More than anything, Danylyuk said the Ukraine saga—from the phone call between Trump and Zelensky in July, to the whistleblower complaint about that call, and the following impeaching investigation and vote—disrupted the alliance that he and others on the Zelensky team had worked for months to establish with Washington, one that they hoped would result in an in-person presidential meeting.
“I hope there will be a new opportunity with the U.S. The narrative needs to be different,” Danylyuk said, adding that he hoped the image of Ukraine as a victim would change. “The world is getting tired of this image,” he said. “After five years we are stronger. We need to be positioning ourselves as a player. Otherwise I don’t think we will go far.”
Trump allies, including Secretary of State Mike Pompeo and Sen. Ron Johnson (R-WI), have traveled to Kyiv recently to meet with top officials to reinforce the U.S. commitment to maintaining an alliance with the country.
“We clearly have bilateral support in Congress,” Danylyuk said, adding that he hoped that if the administration appointed new individuals to posts in Kyiv they would have the backing of the White House. “Sometimes you can have people who might have the knowledge on something but they don’t for some reason have the trust of the president. This is not a good situation. At the end of the day we’re hoping that the new team… that they would have the trust of the president.”
Complicating matters in Kyiv is Giuliani. The former New York City mayor has had ongoing interactions with members of the Ukraine political scene who are known to associate themselves with Russia. As one of President Trump’s closest advisers, Giuliani’s presence in Ukraine and his on-air appearances with parliamentarians like Alexander Dubinksy and Andrii Derkach are concerning officials in the highest ranks in the Zelensky administration.
The fear is that Russia has established a clear outlet to propagate conspiracy theories—and propaganda—not only in Ukraine media but in U.S. media as well. The problem, Danylyuk said, is that powerful oligarchs, such as Ihor Kolomoisky, who is under investigation in the U.S. for financial crimes, and Viktor Medvedchuk, a pro-Russia former politician, own large corporations and use their platforms to push out false information.
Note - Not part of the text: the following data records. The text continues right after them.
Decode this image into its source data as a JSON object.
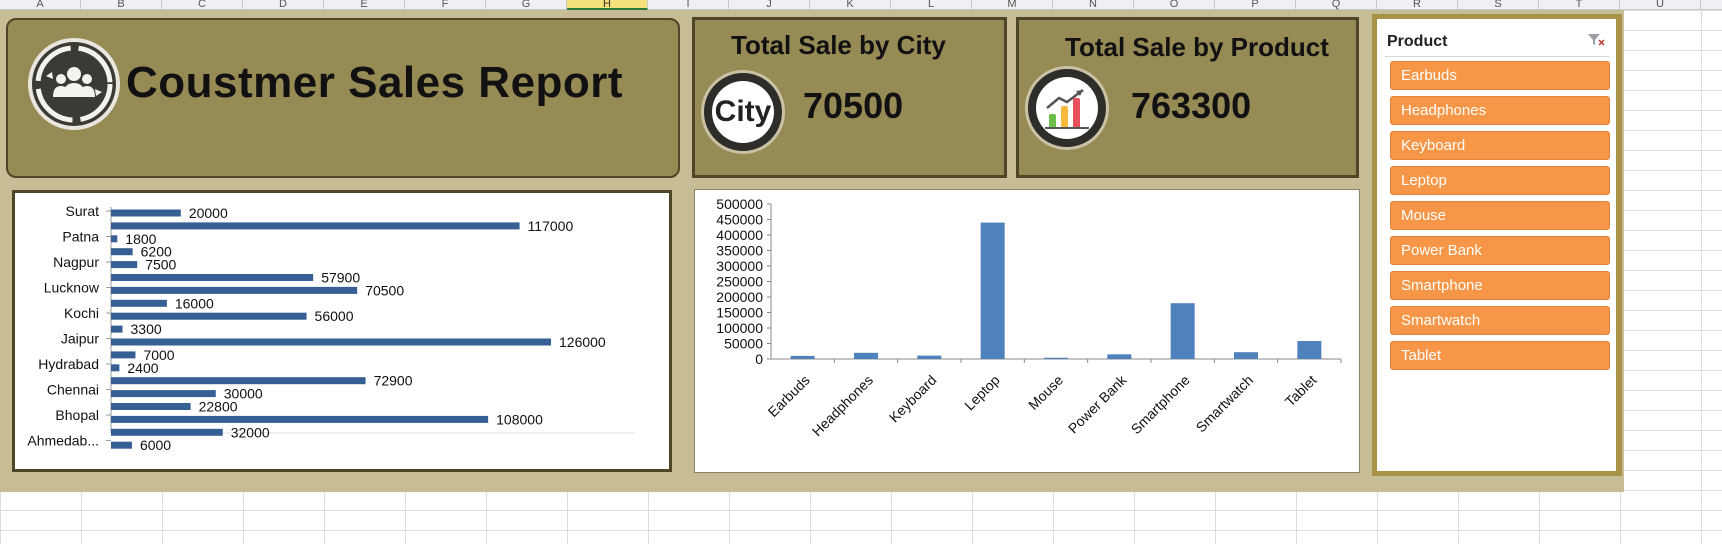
{
  "spreadsheet": {
    "columns": [
      "A",
      "B",
      "C",
      "D",
      "E",
      "F",
      "G",
      "H",
      "I",
      "J",
      "K",
      "L",
      "M",
      "N",
      "O",
      "P",
      "Q",
      "R",
      "S",
      "T",
      "U"
    ],
    "selected_column": "H"
  },
  "dashboard": {
    "title": "Coustmer Sales Report",
    "kpis": {
      "city": {
        "title": "Total Sale by City",
        "value": "70500",
        "icon": "city-icon",
        "icon_text": "City"
      },
      "product": {
        "title": "Total Sale by Product",
        "value": "763300",
        "icon": "growth-chart-icon"
      }
    },
    "colors": {
      "panel": "#968a55",
      "panel_border": "#4d4728",
      "dashboard_bg": "#c7bd95",
      "bar": "#365f93",
      "column": "#4f81bd",
      "slicer_item": "#f79646",
      "slicer_border": "#a89247"
    }
  },
  "slicer": {
    "title": "Product",
    "clear_icon": "clear-filter-icon",
    "items": [
      "Earbuds",
      "Headphones",
      "Keyboard",
      "Leptop",
      "Mouse",
      "Power Bank",
      "Smartphone",
      "Smartwatch",
      "Tablet"
    ]
  },
  "chart_data": [
    {
      "type": "bar",
      "orientation": "horizontal",
      "city_labels": [
        "Surat",
        "Patna",
        "Nagpur",
        "Lucknow",
        "Kochi",
        "Jaipur",
        "Hydrabad",
        "Chennai",
        "Bhopal",
        "Ahmedab..."
      ],
      "values_top_to_bottom": [
        20000,
        117000,
        1800,
        6200,
        7500,
        57900,
        70500,
        16000,
        56000,
        3300,
        126000,
        7000,
        2400,
        72900,
        30000,
        22800,
        108000,
        32000,
        6000
      ],
      "data_labels": true,
      "grid": false,
      "legend": "none"
    },
    {
      "type": "bar",
      "orientation": "vertical",
      "categories": [
        "Earbuds",
        "Headphones",
        "Keyboard",
        "Leptop",
        "Mouse",
        "Power Bank",
        "Smartphone",
        "Smartwatch",
        "Tablet"
      ],
      "values": [
        10000,
        20000,
        11000,
        440000,
        4000,
        15000,
        180000,
        22000,
        58000
      ],
      "ylim": [
        0,
        500000
      ],
      "yticks": [
        "0",
        "50000",
        "100000",
        "150000",
        "200000",
        "250000",
        "300000",
        "350000",
        "400000",
        "450000",
        "500000"
      ],
      "grid": false,
      "legend": "none"
    }
  ]
}
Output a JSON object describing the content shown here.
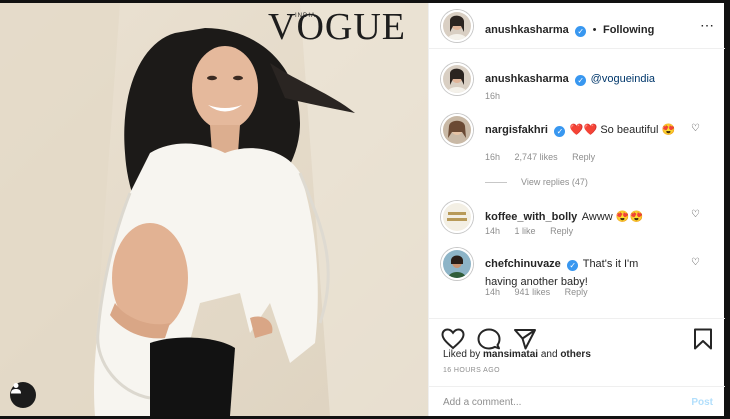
{
  "photo": {
    "magazine_logo": "VOGUE",
    "magazine_edition": "INDIA",
    "user_tag_icon": "user-icon"
  },
  "header": {
    "username": "anushkasharma",
    "verified_icon": "verified-badge-icon",
    "separator": "•",
    "follow_status": "Following",
    "more_icon": "ellipsis-icon"
  },
  "caption": {
    "username": "anushkasharma",
    "mention": "@vogueindia",
    "age": "16h"
  },
  "comments": [
    {
      "username": "nargisfakhri",
      "verified": true,
      "text": "❤️❤️ So beautiful 😍",
      "age": "16h",
      "likes": "2,747 likes",
      "reply": "Reply",
      "view_replies": "View replies (47)"
    },
    {
      "username": "koffee_with_bolly",
      "verified": false,
      "text": "Awww 😍😍",
      "age": "14h",
      "likes": "1 like",
      "reply": "Reply"
    },
    {
      "username": "chefchinuvaze",
      "verified": true,
      "text_line1": "That's it I'm",
      "text_line2": "having another baby!",
      "age": "14h",
      "likes": "941 likes",
      "reply": "Reply"
    }
  ],
  "actions": {
    "like_icon": "heart-icon",
    "comment_icon": "comment-icon",
    "share_icon": "share-icon",
    "save_icon": "bookmark-icon",
    "liked_by_prefix": "Liked by",
    "liked_by_user": "mansimatai",
    "liked_by_and": "and",
    "liked_by_others": "others",
    "timestamp": "16 HOURS AGO"
  },
  "add_comment": {
    "placeholder": "Add a comment...",
    "post_label": "Post"
  },
  "colors": {
    "link_blue": "#3897f0",
    "post_disabled": "#b2dffc",
    "muted": "#8e8e8e",
    "heart_red": "#ed4956"
  }
}
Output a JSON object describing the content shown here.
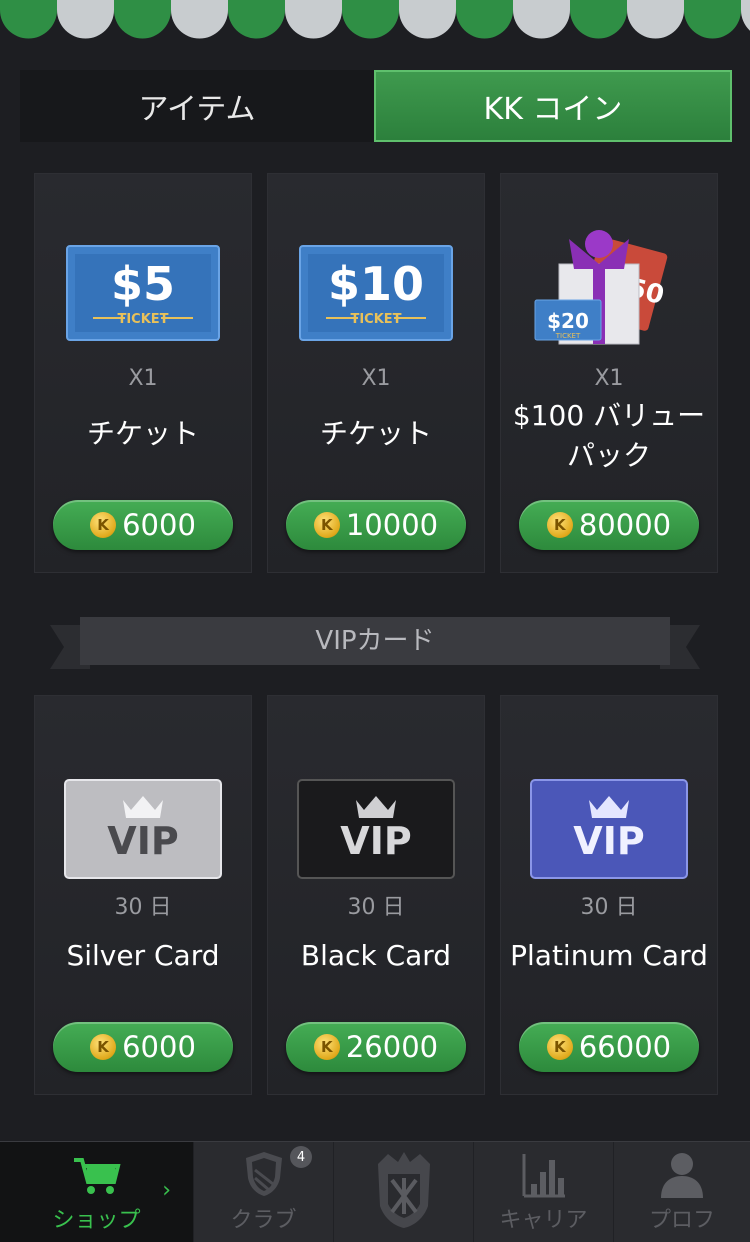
{
  "tabs": [
    {
      "label": "アイテム",
      "active": false
    },
    {
      "label": "KK コイン",
      "active": true
    }
  ],
  "coin_symbol": "K",
  "items": [
    {
      "ticket_value": "$5",
      "ticket_label": "TICKET",
      "qty": "X1",
      "name": "チケット",
      "price": "6000"
    },
    {
      "ticket_value": "$10",
      "ticket_label": "TICKET",
      "qty": "X1",
      "name": "チケット",
      "price": "10000"
    },
    {
      "ticket_value": "$20",
      "ticket_label": "TICKET",
      "qty": "X1",
      "name": "$100 バリュー パック",
      "price": "80000"
    }
  ],
  "vip_section_title": "VIPカード",
  "vip_cards": [
    {
      "label": "VIP",
      "duration": "30 日",
      "name": "Silver Card",
      "price": "6000",
      "color": "#c9c9c9"
    },
    {
      "label": "VIP",
      "duration": "30 日",
      "name": "Black Card",
      "price": "26000",
      "color": "#2a2a2a"
    },
    {
      "label": "VIP",
      "duration": "30 日",
      "name": "Platinum Card",
      "price": "66000",
      "color": "#4b57b8"
    }
  ],
  "nav": [
    {
      "label": "ショップ",
      "icon": "cart-icon",
      "active": true
    },
    {
      "label": "クラブ",
      "icon": "shield-icon",
      "badge": "4"
    },
    {
      "label": "",
      "icon": "kk-logo-icon"
    },
    {
      "label": "キャリア",
      "icon": "bar-chart-icon"
    },
    {
      "label": "プロフ",
      "icon": "profile-icon"
    }
  ],
  "colors": {
    "accent": "#39c14e",
    "background": "#1d1e22",
    "card": "#26272b"
  }
}
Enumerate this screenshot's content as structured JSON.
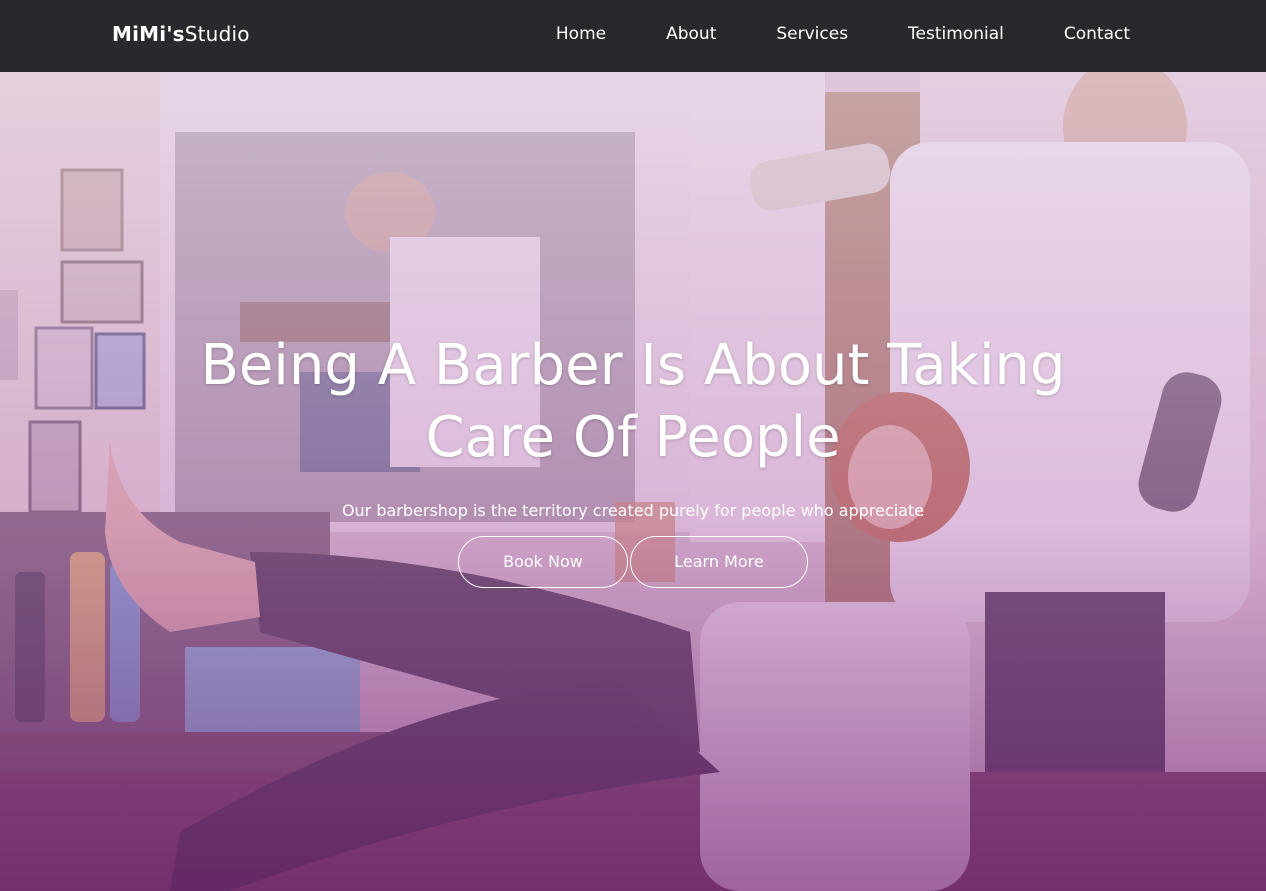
{
  "brand": {
    "bold": "MiMi's",
    "light": "Studio"
  },
  "nav": {
    "items": [
      {
        "label": "Home"
      },
      {
        "label": "About"
      },
      {
        "label": "Services"
      },
      {
        "label": "Testimonial"
      },
      {
        "label": "Contact"
      }
    ]
  },
  "hero": {
    "title_line1": "Being A Barber Is About Taking",
    "title_line2": "Care Of People",
    "subtitle": "Our barbershop is the territory created purely for people who appreciate",
    "book_label": "Book Now",
    "learn_label": "Learn More"
  },
  "colors": {
    "navbar": "#29282d",
    "overlay_top": "#e2c8e4",
    "overlay_bottom": "#782878",
    "text": "#ffffff"
  }
}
“That is a problem that makes democracy much weaker in Ukraine. Whoever controls the media, I can say controls the results of the elections, broadly speaking with some exceptions,” Danylyuk said. “Zelensky… got support from 1+1—the Kolomoisky channel. So that was sufficient for him to be a strong candidate for elections.”
In December, Giuliani met with Dubinksy, who used to work for 1+1, and Derkach in an effort to aid his investigation of the Bidens. At the same time, Giuliani worked with One America News and the Ukrainian officials to create a documentary series that focused on countering the congressional impeachment probe. Giuliani has recently aired his sit-down interview with Derkach on his personal video channel.
“We have these corrupt individuals…. Ukrainians hate them. They don’t want these people in the government,” Danylyuk said, specifically calling out Yuriy Lutsenko, the former Ukrainian general prosecutor who worked with Giuliani to dig up dirt on the Bidens. “These corrupt people are going to try ways to get connections in the U.S. administration. But they don’t represent Ukraine.”